__Work item__. Report each line of the material below where the word "JSON" can be found.

__Data provided__.
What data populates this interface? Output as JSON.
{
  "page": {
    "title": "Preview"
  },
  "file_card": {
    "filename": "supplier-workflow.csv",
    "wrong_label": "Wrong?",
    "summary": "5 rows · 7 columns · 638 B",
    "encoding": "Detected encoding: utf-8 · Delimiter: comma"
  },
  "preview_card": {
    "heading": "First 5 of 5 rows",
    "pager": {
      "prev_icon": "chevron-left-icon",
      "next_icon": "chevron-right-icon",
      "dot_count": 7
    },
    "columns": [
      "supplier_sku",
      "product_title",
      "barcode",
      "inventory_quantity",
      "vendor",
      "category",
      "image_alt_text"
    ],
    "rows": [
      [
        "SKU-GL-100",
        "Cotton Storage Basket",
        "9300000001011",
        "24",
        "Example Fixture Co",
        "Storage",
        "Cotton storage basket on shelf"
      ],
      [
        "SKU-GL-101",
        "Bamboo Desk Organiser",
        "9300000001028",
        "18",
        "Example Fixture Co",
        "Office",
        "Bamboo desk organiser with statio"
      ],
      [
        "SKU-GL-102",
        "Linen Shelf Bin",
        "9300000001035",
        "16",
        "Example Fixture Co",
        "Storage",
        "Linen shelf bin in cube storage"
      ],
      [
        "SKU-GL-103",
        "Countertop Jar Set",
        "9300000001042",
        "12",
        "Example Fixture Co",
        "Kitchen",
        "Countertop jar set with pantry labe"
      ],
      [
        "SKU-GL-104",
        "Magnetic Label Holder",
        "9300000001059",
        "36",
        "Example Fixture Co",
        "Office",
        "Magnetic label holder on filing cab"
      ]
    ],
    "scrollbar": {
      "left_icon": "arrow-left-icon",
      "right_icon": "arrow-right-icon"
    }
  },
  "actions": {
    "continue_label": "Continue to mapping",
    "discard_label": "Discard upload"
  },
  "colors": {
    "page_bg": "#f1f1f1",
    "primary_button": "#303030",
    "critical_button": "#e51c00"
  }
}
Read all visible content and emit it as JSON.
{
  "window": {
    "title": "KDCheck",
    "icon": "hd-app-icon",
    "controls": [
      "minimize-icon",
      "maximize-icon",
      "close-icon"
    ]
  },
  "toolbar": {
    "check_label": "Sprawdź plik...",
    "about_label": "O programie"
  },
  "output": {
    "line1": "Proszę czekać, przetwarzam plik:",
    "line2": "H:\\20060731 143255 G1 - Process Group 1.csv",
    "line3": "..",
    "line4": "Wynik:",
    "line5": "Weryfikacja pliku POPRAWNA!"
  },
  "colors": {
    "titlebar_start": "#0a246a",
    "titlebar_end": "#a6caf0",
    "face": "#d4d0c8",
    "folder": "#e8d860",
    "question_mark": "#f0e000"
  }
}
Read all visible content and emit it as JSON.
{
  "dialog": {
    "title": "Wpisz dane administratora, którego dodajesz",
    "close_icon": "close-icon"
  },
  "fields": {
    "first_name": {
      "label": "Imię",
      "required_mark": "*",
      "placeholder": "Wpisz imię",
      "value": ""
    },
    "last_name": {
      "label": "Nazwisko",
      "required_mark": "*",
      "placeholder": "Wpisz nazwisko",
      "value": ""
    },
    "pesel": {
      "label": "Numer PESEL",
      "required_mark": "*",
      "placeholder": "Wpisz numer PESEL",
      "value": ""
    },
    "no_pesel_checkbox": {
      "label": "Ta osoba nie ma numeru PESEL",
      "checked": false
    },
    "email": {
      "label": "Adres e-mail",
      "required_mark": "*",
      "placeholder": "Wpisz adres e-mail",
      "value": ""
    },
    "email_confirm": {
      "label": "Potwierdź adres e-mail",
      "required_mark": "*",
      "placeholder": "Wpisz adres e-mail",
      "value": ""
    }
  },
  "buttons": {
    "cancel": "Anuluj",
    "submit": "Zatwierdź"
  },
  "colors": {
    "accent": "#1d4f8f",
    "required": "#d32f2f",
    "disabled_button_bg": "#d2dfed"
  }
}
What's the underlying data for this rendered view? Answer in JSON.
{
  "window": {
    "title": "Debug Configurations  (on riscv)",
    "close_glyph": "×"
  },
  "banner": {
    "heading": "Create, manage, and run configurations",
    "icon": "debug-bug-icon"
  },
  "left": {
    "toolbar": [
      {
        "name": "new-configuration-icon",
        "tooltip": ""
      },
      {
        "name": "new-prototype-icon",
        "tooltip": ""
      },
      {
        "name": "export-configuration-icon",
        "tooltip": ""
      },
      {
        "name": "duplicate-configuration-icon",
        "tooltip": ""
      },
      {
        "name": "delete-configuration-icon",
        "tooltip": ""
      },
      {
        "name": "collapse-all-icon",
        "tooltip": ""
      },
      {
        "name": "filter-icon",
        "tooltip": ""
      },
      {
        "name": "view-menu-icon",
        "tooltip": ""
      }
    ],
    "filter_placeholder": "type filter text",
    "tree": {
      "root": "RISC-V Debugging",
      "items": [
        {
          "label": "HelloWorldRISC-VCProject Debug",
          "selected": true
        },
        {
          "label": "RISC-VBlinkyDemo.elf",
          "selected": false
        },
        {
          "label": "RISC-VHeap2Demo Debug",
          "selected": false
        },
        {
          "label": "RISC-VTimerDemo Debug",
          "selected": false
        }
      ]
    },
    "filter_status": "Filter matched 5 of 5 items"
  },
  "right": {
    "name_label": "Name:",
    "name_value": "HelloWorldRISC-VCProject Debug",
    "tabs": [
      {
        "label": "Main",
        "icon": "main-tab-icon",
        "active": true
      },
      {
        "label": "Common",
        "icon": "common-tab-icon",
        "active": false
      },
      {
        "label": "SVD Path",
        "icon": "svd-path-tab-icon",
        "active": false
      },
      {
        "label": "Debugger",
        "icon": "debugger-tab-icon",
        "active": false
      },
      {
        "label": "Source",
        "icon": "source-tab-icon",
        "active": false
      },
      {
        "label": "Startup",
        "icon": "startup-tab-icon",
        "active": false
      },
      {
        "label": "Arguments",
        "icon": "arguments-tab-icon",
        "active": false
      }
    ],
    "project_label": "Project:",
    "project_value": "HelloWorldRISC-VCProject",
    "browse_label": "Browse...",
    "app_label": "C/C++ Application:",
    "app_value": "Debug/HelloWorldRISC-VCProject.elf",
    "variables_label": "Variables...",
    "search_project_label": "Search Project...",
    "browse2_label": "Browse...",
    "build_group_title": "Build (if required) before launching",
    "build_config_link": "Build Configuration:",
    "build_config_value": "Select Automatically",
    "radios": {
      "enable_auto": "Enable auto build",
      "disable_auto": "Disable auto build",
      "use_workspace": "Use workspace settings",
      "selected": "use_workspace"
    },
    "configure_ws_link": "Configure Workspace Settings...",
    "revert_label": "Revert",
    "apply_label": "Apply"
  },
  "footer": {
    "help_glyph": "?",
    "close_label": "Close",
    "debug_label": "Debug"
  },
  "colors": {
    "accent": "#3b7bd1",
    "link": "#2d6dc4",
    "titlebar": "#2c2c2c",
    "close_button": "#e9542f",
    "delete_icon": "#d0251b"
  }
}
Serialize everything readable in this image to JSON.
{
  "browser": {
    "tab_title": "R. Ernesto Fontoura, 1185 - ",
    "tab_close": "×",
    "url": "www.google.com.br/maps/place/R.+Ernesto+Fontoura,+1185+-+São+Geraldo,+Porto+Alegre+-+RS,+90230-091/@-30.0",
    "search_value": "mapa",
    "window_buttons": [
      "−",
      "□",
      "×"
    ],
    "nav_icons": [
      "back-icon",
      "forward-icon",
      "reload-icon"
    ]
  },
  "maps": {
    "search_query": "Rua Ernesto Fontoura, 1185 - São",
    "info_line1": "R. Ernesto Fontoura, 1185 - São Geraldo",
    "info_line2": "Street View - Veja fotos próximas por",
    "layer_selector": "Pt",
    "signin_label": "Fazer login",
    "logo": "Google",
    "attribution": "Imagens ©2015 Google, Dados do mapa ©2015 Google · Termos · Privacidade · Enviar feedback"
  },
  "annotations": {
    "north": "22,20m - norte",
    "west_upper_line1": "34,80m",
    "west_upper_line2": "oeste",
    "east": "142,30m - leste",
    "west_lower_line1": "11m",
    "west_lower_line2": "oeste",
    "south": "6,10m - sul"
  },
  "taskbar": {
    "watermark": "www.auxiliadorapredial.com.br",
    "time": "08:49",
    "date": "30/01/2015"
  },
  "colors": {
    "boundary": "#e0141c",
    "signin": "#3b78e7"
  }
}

__Exercise solution__.
What data populates this interface? Output as JSON.
Read all visible content and emit it as JSON.
Read all visible content and emit it as JSON.
What's the underlying data for this rendered view? Answer in JSON.
Serialize everything readable in this image to JSON.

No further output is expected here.